Your reply should be made up of every line in the records below that holds the string "true".

Start of Block

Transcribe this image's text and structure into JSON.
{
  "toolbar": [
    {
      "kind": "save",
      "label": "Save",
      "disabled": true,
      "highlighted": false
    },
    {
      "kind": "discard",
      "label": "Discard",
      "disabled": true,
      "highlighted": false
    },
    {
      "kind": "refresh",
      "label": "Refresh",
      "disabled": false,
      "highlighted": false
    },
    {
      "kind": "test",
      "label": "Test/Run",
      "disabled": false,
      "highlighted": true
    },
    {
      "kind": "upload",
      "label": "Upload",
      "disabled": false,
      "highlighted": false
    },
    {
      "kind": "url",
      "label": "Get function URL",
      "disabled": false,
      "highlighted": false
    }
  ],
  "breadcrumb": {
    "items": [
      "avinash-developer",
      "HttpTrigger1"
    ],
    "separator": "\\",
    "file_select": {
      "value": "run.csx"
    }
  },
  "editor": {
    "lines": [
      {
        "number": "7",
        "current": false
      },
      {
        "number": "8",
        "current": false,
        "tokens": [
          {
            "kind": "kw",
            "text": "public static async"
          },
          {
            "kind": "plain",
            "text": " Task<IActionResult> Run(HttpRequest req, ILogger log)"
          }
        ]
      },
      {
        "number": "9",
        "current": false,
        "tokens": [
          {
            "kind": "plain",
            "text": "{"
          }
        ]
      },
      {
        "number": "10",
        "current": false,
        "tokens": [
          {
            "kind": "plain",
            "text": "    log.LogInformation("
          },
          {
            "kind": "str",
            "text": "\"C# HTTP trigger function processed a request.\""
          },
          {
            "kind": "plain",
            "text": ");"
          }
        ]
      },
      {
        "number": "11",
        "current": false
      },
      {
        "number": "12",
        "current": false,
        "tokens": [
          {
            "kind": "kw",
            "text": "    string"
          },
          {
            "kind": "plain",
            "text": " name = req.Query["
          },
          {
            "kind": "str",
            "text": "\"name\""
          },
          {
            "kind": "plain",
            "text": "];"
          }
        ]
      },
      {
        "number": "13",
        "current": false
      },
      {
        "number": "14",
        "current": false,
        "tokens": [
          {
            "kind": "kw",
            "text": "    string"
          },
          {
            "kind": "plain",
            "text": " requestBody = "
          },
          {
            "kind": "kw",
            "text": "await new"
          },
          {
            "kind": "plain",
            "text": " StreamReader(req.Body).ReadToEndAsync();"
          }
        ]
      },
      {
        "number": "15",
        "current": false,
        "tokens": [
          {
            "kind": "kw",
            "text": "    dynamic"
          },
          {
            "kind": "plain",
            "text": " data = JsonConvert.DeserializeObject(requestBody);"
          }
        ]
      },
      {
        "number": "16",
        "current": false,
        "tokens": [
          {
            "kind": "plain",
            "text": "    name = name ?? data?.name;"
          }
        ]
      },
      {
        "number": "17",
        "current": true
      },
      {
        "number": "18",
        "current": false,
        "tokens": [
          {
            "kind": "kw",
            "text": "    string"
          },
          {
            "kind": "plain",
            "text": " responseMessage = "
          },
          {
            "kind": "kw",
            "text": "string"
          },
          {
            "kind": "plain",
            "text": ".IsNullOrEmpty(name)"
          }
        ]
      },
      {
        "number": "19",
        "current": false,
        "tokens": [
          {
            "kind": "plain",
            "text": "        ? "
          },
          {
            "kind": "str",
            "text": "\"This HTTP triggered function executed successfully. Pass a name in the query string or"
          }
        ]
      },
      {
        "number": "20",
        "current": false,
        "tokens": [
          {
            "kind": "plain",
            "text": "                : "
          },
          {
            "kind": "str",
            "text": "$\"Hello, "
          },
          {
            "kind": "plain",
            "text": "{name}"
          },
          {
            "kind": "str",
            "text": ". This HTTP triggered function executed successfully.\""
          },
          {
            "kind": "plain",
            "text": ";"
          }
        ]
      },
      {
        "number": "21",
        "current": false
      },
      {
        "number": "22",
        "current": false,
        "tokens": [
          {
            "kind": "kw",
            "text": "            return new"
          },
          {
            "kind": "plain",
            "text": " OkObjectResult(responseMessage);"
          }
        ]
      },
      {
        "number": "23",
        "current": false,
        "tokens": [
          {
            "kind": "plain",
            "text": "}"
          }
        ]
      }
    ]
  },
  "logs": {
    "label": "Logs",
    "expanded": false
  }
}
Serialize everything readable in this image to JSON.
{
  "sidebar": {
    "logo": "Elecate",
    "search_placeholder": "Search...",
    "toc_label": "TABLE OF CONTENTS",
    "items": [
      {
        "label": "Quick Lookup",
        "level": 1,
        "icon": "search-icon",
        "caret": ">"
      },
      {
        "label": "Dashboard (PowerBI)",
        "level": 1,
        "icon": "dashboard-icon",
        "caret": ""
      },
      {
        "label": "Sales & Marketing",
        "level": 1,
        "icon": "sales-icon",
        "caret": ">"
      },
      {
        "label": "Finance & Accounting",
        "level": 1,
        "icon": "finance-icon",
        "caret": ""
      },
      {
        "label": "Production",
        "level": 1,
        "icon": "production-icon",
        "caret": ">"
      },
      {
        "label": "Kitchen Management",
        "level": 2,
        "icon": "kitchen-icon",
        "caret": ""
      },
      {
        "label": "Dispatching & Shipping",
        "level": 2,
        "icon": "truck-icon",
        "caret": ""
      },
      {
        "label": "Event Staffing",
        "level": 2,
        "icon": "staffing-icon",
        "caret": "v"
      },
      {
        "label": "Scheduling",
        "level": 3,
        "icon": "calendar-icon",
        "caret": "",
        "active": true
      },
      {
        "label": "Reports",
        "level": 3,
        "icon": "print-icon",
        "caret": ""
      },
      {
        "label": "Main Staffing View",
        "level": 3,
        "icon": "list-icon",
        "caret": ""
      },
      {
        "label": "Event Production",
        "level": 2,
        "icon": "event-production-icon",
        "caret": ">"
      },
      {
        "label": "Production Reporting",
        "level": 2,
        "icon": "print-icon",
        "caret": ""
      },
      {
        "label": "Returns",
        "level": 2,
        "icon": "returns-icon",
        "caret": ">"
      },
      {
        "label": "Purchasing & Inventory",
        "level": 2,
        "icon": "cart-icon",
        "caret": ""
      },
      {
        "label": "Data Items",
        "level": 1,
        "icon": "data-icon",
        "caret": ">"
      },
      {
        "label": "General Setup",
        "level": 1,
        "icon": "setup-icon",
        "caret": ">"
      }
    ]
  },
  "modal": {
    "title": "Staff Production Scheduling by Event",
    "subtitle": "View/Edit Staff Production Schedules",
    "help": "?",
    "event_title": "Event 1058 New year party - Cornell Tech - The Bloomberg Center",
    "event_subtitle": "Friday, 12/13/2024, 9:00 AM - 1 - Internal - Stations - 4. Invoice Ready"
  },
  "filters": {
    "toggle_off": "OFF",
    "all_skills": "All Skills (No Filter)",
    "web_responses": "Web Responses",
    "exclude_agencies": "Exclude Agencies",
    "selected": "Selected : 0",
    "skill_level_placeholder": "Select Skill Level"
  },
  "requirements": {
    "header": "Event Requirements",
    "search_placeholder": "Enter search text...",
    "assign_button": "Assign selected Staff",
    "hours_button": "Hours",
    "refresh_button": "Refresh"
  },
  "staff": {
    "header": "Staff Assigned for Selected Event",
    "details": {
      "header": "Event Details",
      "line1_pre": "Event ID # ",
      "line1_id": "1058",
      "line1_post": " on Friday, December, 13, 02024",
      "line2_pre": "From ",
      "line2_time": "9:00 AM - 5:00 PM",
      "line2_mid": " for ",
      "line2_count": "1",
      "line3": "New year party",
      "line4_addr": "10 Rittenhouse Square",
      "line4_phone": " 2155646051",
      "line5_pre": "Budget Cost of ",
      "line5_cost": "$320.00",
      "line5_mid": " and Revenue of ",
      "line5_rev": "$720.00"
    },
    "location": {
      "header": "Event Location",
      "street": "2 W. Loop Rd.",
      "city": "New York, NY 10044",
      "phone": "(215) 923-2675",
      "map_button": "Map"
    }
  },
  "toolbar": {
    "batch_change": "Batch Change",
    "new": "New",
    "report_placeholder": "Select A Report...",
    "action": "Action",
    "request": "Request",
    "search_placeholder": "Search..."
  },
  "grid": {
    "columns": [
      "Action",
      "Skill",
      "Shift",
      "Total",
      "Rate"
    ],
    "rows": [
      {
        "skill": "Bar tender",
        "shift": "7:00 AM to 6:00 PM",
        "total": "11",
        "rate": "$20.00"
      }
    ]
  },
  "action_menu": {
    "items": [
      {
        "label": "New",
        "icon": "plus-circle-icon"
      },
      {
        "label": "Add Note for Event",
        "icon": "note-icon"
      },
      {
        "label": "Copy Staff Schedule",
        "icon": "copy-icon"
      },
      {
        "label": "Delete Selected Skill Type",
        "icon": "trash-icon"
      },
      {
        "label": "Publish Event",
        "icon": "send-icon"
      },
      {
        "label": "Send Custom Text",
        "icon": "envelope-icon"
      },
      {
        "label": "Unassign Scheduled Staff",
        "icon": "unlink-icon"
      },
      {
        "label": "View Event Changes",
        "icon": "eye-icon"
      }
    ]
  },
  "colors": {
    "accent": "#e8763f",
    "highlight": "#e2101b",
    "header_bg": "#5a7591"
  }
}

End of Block

Task output:
      "disabled": true,
      "disabled": true,
      "highlighted": true
        "current": true
        "active": true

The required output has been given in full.